Taking part in the Ann Dee Ellis 8-Minute Memoir Writing Challenge. This is Day Thirty-Nine.
I dont remember when I had my first pomegranate. They grew wildly on trees in yards all California where I grew up. We’d pluck them from overhanging craggy boughs while walking home from school. Our fingertips would be stained crimson and deep sepia with the juice, while the leathery peels trailed behind us, more substantial than Hansel & Gretel’s breadcrumbs.
The smooth crimson seeds would roll around on your tongue, until it was impossible to resist biting gently, and the bittery-sour sweet juice would make your tongue curl and your eyes water. I didn’t know they were a delicacy. In my world they were a beautifully odd and free fruit there for the taking—like the apricots and artichokes that also grew unrestrained and everywhere.
When I grew up and moved from the verdant bread-basket of California, I wept the first time I saw pomegranates in the store; they were waxed and manicured and shiny and were $3 each. Same with artichokes. It was odd to me that these were delicacies and considered gourmet items and that I met people who had never tasted them. Earlier this summer, now 15 years removed from California, I found a basket of apricots grown in my hometown. I picked them up and inhaled their intoxicating scent, and then burst into tears. You may grow up and leave home, but home never leaves you.
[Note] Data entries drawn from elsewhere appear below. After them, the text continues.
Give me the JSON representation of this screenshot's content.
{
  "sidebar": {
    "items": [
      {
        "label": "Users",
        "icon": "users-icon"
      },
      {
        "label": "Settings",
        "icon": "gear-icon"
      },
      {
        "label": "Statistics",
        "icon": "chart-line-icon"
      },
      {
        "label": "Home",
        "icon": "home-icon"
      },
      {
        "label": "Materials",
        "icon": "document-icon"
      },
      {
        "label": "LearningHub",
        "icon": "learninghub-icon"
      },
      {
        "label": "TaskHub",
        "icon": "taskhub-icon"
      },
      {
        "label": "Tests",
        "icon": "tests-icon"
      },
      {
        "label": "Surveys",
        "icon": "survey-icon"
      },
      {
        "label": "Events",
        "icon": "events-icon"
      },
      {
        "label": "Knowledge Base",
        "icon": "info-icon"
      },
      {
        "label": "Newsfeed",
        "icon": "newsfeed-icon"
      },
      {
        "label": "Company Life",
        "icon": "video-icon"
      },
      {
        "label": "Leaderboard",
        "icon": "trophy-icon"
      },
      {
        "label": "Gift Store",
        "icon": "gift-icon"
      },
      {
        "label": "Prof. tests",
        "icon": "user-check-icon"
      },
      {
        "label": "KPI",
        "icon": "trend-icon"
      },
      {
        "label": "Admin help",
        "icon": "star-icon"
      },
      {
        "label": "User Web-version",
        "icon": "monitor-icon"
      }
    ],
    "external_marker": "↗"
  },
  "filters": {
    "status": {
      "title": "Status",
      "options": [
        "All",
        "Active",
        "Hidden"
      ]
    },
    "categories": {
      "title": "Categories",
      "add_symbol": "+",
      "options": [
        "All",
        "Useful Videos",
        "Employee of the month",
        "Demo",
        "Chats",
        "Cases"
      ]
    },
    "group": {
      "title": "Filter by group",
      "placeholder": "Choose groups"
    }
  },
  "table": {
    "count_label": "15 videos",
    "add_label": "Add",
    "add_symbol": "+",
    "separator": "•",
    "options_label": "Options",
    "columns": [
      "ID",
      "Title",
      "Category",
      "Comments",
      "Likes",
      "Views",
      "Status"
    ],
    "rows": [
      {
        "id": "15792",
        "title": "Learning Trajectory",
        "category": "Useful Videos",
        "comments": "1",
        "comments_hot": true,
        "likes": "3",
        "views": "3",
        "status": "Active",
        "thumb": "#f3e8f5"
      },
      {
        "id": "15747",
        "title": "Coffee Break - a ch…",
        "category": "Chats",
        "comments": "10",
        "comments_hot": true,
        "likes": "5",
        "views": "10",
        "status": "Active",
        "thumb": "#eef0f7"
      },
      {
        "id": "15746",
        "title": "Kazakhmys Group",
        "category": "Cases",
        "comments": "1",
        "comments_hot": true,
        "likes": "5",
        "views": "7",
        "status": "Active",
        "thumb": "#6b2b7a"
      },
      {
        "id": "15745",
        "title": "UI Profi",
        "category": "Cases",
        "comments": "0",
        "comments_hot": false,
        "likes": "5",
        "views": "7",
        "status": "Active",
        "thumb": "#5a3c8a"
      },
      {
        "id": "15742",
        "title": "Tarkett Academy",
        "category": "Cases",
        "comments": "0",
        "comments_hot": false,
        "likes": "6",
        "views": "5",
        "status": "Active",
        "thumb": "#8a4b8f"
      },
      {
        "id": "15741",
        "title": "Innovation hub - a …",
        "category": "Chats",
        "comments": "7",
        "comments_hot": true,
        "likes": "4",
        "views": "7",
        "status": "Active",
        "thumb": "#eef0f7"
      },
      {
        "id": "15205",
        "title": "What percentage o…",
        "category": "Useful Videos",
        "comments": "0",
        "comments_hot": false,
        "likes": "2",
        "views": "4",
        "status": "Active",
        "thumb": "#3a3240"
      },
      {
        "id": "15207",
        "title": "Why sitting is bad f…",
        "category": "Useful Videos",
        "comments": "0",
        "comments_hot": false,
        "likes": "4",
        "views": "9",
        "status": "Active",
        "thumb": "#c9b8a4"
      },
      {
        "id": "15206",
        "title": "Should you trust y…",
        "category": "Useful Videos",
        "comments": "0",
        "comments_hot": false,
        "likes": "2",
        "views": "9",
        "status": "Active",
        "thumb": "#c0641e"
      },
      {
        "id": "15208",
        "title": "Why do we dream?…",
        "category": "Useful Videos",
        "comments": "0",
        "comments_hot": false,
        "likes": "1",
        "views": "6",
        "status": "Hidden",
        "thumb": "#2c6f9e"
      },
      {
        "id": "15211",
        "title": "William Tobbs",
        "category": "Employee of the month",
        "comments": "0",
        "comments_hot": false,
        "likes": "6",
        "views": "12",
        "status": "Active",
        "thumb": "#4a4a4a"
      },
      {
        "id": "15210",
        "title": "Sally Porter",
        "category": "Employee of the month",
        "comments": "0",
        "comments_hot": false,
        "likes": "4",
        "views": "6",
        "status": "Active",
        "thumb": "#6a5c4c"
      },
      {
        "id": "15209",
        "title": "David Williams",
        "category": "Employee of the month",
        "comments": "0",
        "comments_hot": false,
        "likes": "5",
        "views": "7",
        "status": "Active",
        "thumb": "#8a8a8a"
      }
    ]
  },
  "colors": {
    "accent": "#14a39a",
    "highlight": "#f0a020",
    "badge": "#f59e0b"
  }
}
I wish I could give these lush memories to my children. I know they will have their own, but the further I get from home, the more I realize what I assumed was normal was actually quite extraordinary.